They used carbon dioxide as a solvent to isolate the casein from the milk "instead of harsh chemicals or acids, which can be difficult to dispose of," according to Tomasula. Carbon dioxide, a byproduct of the glucose fermentation reaction used to make ethanol, helps make the film more water-resistant and biodegradable.
Tomasula and her team decreased the size of the CO2-casein particles, which are formed when the carbon dioxide dissolves into the milk, to improve the films' appearance and protective properties. Doing so made them more glossy and improved their ability to block moisture and oxygen permeation. In addition to providing the usual benefits of food packaging, including protection from damage and exposures to moisture and oxygen, an extended shelf life and improved appearance, the films reduce waste, because they are made with renewable resources instead of fossil fuels.
Tomasula hopes that these benefits will help make biodegradable films an attractive alternative to more common, less eco-friendly, films.

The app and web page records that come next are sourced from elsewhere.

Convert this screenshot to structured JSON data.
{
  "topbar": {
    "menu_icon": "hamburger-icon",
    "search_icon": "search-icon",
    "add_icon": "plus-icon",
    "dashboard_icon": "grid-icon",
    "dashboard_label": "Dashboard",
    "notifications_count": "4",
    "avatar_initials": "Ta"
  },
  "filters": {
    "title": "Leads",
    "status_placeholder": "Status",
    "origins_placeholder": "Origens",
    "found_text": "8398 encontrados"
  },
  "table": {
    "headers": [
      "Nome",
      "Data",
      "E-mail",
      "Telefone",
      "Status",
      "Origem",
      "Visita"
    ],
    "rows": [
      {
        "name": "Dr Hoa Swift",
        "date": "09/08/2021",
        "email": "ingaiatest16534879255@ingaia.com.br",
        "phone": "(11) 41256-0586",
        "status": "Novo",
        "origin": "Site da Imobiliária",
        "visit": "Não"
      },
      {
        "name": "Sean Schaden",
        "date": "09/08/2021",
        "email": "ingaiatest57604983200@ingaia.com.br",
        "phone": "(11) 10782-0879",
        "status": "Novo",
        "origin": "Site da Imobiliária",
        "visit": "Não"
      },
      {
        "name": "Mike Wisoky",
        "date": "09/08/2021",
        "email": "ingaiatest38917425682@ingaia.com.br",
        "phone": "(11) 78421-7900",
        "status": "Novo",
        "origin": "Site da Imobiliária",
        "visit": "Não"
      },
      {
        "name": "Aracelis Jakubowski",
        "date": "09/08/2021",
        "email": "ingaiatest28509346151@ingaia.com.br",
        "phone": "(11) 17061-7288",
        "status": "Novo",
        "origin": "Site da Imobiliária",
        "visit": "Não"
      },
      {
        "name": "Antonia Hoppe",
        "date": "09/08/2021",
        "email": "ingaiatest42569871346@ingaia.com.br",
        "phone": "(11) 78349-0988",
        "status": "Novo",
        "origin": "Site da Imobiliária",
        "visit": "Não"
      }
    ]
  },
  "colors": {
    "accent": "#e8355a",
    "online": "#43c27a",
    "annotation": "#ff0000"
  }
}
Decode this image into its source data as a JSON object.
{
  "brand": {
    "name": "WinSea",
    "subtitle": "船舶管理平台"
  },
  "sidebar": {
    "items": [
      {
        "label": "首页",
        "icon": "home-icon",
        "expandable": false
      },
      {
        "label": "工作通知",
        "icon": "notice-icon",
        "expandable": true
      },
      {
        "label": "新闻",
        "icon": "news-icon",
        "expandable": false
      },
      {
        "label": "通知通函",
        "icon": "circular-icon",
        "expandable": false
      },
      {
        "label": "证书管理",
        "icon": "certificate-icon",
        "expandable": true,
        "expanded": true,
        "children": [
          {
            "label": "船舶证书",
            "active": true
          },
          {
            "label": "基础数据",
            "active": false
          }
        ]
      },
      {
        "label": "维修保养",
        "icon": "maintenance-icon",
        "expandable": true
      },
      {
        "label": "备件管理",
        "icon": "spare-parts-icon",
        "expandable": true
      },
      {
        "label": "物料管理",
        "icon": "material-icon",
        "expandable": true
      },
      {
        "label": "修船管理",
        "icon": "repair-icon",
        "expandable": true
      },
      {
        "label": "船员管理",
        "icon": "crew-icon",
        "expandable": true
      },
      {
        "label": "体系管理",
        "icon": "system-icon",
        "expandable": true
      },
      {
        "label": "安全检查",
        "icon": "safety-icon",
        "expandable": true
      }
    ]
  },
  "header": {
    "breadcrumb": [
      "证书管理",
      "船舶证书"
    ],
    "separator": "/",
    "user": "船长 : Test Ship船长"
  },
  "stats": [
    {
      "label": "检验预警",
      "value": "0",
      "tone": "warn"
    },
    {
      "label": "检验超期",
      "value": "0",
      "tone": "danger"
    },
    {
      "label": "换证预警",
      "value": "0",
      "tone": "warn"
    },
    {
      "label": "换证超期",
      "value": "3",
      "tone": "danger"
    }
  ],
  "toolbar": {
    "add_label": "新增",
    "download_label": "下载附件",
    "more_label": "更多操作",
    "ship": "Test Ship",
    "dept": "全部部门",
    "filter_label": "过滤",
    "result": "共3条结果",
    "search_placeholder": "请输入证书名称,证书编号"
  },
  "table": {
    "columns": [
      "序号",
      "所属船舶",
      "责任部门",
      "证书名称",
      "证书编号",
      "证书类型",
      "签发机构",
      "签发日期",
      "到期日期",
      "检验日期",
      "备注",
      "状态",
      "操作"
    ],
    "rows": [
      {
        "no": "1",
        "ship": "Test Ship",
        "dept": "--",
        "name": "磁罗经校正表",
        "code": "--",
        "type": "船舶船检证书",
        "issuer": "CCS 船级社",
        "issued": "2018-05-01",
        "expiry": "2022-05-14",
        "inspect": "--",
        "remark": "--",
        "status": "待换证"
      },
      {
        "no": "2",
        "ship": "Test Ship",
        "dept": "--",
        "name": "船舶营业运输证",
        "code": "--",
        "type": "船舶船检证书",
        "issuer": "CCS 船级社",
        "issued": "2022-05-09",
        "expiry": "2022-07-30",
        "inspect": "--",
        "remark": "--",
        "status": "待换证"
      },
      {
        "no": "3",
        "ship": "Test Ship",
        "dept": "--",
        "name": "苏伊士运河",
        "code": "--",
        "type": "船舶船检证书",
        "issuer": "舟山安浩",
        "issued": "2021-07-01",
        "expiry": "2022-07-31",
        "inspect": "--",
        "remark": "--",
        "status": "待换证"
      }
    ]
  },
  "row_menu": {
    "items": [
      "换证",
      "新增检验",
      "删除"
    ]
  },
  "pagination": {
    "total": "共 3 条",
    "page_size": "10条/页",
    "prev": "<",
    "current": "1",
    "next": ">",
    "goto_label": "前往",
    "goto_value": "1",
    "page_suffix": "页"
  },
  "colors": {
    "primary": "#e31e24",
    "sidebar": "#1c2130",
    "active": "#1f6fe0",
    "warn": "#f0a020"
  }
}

See also: ::Maple View Dairy: Building Trust in Local Production, ::Milk price sees a-maize-ing hike, ::Ethanol Produced From Cheese, ::Omniflex and DuPont(TM) "Active Layer" Films: the Waterproofing Alternative for Gear,